MythDen.com - Fenrir Wolf

Fenrir is a huge black wolf, and is the most prominent of the many wolves of Norse mythology. The offspring of the trickster god Loki and the giantess Angrboda, Fenrir is the brother of the giant serpent Jormungand and the goddess of the underworld Hel. It is believed that many of the other wolves mentioned in Old Norse literature, such as Skoll, Garmr and Hati, are simply Fenrir going under a different name. Much like his brother and sister, from his birth the gods of the Aesir kept a close eye on Fenrir, and as he grew, they began to become concerned...

His colossal size meant that anything he did caused havoc throughout the nine worlds, and the gods had no choice but to chain him up. However, the first few times they tried to tie him down, he broke free with ease. On the third attempt the gods used the strongest of chains that had been forged by dwarves.
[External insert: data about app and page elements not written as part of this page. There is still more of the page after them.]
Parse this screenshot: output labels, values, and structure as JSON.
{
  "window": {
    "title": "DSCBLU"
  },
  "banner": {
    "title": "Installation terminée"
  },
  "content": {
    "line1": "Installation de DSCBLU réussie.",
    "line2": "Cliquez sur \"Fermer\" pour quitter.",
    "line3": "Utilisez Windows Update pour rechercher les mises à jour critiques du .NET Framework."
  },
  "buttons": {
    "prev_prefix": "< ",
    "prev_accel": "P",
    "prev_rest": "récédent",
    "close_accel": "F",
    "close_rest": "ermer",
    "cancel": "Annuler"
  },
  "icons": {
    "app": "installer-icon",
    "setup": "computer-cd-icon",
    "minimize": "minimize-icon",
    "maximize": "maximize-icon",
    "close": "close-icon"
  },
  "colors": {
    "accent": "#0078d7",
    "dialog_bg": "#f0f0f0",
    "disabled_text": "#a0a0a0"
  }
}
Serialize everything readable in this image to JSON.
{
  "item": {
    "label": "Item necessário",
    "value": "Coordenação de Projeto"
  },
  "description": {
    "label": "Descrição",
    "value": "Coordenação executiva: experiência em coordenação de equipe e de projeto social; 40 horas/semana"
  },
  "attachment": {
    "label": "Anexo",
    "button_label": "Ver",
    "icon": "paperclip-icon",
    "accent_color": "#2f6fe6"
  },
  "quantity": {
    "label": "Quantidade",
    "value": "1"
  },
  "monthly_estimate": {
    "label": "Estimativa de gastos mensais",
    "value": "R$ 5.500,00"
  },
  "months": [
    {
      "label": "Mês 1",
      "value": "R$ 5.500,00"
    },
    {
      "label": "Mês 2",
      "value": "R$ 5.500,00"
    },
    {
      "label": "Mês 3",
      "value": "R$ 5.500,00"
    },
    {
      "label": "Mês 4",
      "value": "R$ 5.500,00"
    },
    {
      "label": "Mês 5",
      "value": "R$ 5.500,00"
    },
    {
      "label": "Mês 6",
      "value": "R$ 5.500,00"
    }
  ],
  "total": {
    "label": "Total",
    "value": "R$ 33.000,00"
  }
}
However, by this point Fenrir had become suspicious as to why the gods wanted him in chains, and refused to be bound unless one of the gods would put his or her hand in his mouth as a form of insurance. Tyr bravely placed his hand into the beast's mouth, knowing he was going to loose it. Sure enough, when Fenrir realised that he couldn't break free from his bonds, he tore Tyr's hand clean off. The chains were tied to a great boulder, and a sword was placed between his jaws. It is said that because he couldn't close his mouth, he created a river purely from drool called Van (Expectation). At Ragnarok, he burst from his bonds and ran over the entire world with his lower jaw against the ground and his upper jaw in the clouds, devouring everything in his path. During the battle he killed the Odin, but his reign of destruction was finally ended, when he was killed by Vidarr, one of Odin's avenging sons.